After we got back from vacation it was mid-September and time to get cracking again. We were done with the north side of the quarry, but now we had a bunch of rocks left over. Can't let good rocks go to waste. Hmmmmmmmmm.... but what could we do next?
Time to CAC.......Create A Crisis. Here we go again. I decided I didn't like the barn where it was sitting. Yes, we had moved the barn once already to get it out of the way of the Quarry construction. But where the barn was placed now was causing problems with photography, it seemed as if every picture taken from whatever angle had the barn in it. We had two more wedding parties come for pictures in 2004, and no matter where they stood, the barn was in the picture.
|Joel's Aerial Windmill View 2004|
|Panoramic picture, July 2004|
|Rerun picture from 2001 when we moved the barn the first time. Same trailer, same people, same dumb job.|
We jacked the barn up off it's concrete slab foundation, stuffed the trailer under it and hauled it out backward. Then we picked up all the broken concrete slabs and moved them to the new location, over by the windmill. After the makeshift foundation was in place, we towed the barn to its next new home. (The poor barn was destined to remain there for a few years, until we moved it yet AGAIN in 2009. More on that to come...suffice it to say, Joel is not a fan of my barn-moving requests.)
Here is the barn before the move:
And below, is how it looked after the move.
Though it is hard to see, the barn in it's new setting is near the middle of the right-hand side of the picture above.

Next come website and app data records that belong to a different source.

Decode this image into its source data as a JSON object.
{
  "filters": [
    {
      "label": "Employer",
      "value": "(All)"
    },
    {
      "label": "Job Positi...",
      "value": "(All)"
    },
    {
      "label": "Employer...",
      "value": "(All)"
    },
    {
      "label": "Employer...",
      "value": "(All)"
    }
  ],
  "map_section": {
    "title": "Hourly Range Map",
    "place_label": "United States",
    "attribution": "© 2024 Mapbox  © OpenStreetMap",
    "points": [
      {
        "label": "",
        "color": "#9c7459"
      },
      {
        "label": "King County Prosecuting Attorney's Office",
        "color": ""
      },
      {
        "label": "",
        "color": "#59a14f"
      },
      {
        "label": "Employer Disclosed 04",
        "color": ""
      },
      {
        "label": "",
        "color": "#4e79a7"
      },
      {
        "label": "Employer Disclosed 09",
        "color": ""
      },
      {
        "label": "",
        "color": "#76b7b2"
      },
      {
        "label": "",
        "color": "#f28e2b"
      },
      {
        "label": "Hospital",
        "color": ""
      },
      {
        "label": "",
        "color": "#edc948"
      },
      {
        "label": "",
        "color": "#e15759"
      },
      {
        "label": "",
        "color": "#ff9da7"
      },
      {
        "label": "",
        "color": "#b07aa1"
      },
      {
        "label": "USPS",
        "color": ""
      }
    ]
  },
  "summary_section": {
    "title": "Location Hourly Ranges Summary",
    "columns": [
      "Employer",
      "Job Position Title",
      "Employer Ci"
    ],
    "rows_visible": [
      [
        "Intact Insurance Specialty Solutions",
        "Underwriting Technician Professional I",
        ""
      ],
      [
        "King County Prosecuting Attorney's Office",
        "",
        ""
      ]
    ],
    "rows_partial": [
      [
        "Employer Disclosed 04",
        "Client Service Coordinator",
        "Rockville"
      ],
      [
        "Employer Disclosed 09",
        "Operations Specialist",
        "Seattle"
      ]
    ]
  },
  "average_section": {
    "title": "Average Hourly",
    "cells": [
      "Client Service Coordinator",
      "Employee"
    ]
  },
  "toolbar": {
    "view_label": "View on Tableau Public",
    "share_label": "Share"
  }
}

|Aerial shot, November 2004--barn gone and start of the escarpment on right.|
And here is the start of the Next Thing.......the Escarpment:
Now that the barn was gone, we were free to put in the next part of the garden...what we call the Escarpment, which is basically just a free-standing stone formation. We thought it would tie into the Quarry and make it look more natural; plus we had so many nice stones leftover. At least we thought we did....
We got about this far, as seen in the picture above, before we realized we were running out of stone once again! I ever so cautiously called C, gee, this was twice in one year.....and asked him if he could maybe, sort of, um, please? get us some more rock? Loading stone this size is not easy on anyone's equipment and even though his machinery was more than big enough to handle the job, the stone wears out teeth on buckets really fast, too. (He is such a good sport.)
Luckily for us, he wasn't too busy and agreed to go to the quarry again. This time, C hired a rock hauling semi-tractor trailer to bring in the stone. Oh, what a difference it was seeing this rock come in!
|We've hit the big time now, it's a semi!! November 2004|
|The nice big semi brought us six more loads|
Joel stayed home from school that morning just to see the first load tipped out of the truck. The earth definitely moved again.
|Heads up! Rockslide!|
|In this picture, you can see the box much better...this is what is known as a 'rock box'...the bottom is reinforced and the side are rounded so rocks come out more easily without getting wedged in the truck.|
|Carl, age 46, outstanding on one of the six piles of new rock. November 2004|
Once again, while the guys were at work and school, I was out in the field, sorting stones by size into pallets and tossing the smaller stuff into the trailer. I had no need for extra exercise while doing this sort of work; though I have never been thin, there's something about throwing rocks around all day that builds muscle. (I need to get back to throwing rocks!) When Carl and Joel came home from work and school, we went back to work placing stone for the Escarpment.
|Late November 2004. As far as we would get with the Escarpment.|
Finally, the weather started turning colder again, it was late November and time to quit for the season once more.
Time to head into the house and get ready for Christmas 2004.
Stay tuned for what happened in 2005.